On 27th November the Warwick Commission kick-started its investigation into the future of cultural value with an introductory meeting that brought together Commissioners, the Academic Reference Group and cultural professionals. The inspiring and unusual setting of Mother London's headquarters in the Biscuit Building in Shoreditch provided a suitably creative backdrop for the evening’s lively debates. The Commission Team would like to thank everyone who came along and shared their thoughts and suggestions for the Commission. Whilst it would be impossible to do justice to the broad scope of discussions around the room, we have tried to capture below some of the dominant ideas across the strands. The Commission Team will, however, consider all comments and suggestions when reviewing the outcomes of the evening.

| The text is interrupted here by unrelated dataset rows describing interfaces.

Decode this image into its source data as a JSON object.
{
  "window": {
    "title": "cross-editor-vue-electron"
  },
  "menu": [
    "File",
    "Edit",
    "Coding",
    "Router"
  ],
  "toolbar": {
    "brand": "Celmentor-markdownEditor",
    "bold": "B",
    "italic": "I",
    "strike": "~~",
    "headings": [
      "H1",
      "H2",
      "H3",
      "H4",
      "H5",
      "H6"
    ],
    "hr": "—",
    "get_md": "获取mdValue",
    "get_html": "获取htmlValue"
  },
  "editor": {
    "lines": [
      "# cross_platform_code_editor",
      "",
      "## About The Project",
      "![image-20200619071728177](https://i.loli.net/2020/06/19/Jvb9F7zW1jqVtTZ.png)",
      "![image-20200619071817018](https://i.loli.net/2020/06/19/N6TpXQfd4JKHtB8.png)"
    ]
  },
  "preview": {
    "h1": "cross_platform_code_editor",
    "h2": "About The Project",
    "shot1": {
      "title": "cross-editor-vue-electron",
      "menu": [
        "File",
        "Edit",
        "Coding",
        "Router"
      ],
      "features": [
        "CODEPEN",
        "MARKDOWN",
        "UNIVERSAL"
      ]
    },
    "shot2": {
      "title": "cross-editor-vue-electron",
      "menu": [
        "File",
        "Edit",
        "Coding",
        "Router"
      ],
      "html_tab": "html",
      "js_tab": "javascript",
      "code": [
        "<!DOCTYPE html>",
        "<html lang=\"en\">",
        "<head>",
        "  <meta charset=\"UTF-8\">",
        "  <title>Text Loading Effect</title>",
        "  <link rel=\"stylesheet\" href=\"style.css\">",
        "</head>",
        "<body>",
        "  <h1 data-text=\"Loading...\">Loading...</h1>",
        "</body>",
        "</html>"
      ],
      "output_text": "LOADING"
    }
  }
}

If you would like to respond to any of these points, please email warwickcommission at warwick dot ac dot uk and we will make sure that your viewpoint is shared with the Commission.
The discussions on ‘valuing culture’ identified two disconnects. The first was found in public perceptions of culture. It was suggested that the general public frequently associate ‘culture’ with ‘high art’ and therefore do not immediately realise that culture, in its various manifestations, is relevant to their lives. A ‘rebranding’ of culture, similar to that of feminism, which takes in a more complex definition of culture would perhaps help the public to identify the value of culture to them.
The second was found within the sector itself, which requires more ‘joined-up thinking’ to make its voice heard. Networks such as ‘What next?’, which connects smaller and larger cultural organisations, can amplify and add weight to the arguments put forward by the sector. The disconnect in relation to ‘education and talent’ lay in the research surrounding this theme. It was suggested that longitudinal study is required rather than short bursts of research that are arranged to tie in with politicical lifecycles. A shift in research methods to include longitudinal study would allow us to study the impact of cultural education ‘from playground to pension’. Moreover, investigations in this area, including the Commission’s work, must ensure that their recommendations are concrete and implementable rather than generalised arguments in favour of arts education that remain detached from political reality. To this end, it is important to recognise the vital role played by headteachers, who are the most important commissioners of cultural education for school-age children.
Finally, discussions relating to the fourth strand on ‘international trends’ called for the Commission to overcome certain geographical disconnects. A segmented view of culture that divides the UK into its four nations was criticised. Furthermore, although it was recognised that the Commission’s focus is founded in a desire to cover adequately the complex set of questions surrounding cultural value, it was noted that the Commission must take care to ensure full representation of England itself with its myriad of different cultural and sub-cultural communities. It was also suggested that studies need to focus more on the connections between the regional and the global, considering how global trends affect regional practices and how these, in turn, affect global trends.
Defining value is equally important and will, in fact, form a significant part of the second strand. It was pointed out that value and investment are not synonymous, as the latter is specific to its context and implies the expectation of a ‘return’. The fact that value is commonly expressed in econometric terms is not necessarily unhelpful; however, these terms must be broadened beyond money if we are to assess accurately the value of culture. Participants in the discussions around first strand suggested that it may be useful to analyse arts investment through various business models (e.g. dynamic pricing, mixed economy, disintermediation, social investment).
It was also suggested that the question headings for each strand could be phrased in more helpful terms and this is a priority for the Commission Team moving forward.
The relationship between class and access was dealt with both implicitly and explicitly. In particular, those involved in the third strand asked how we can create structures for young people who care about culture from backgrounds where their parents/carers do not have the syntax or experience to engage with cultural activities. This is a question that the Commission intends to address across several of its strands and it is reassuring to know that our discussions will reflect broader concerns across the sector.
The ways in which people of different ages engage with and value culture were also discussed. The request for a longitudinal study of the impact of creative education in the third strand was echoed in the first strand’s call to explore the ways in which young people invest in culture and how this evolves. Across the board, exposure to the arts during childhood was identified as a crucial factor in widening access under the motto ‘If I can see it, I can be it’.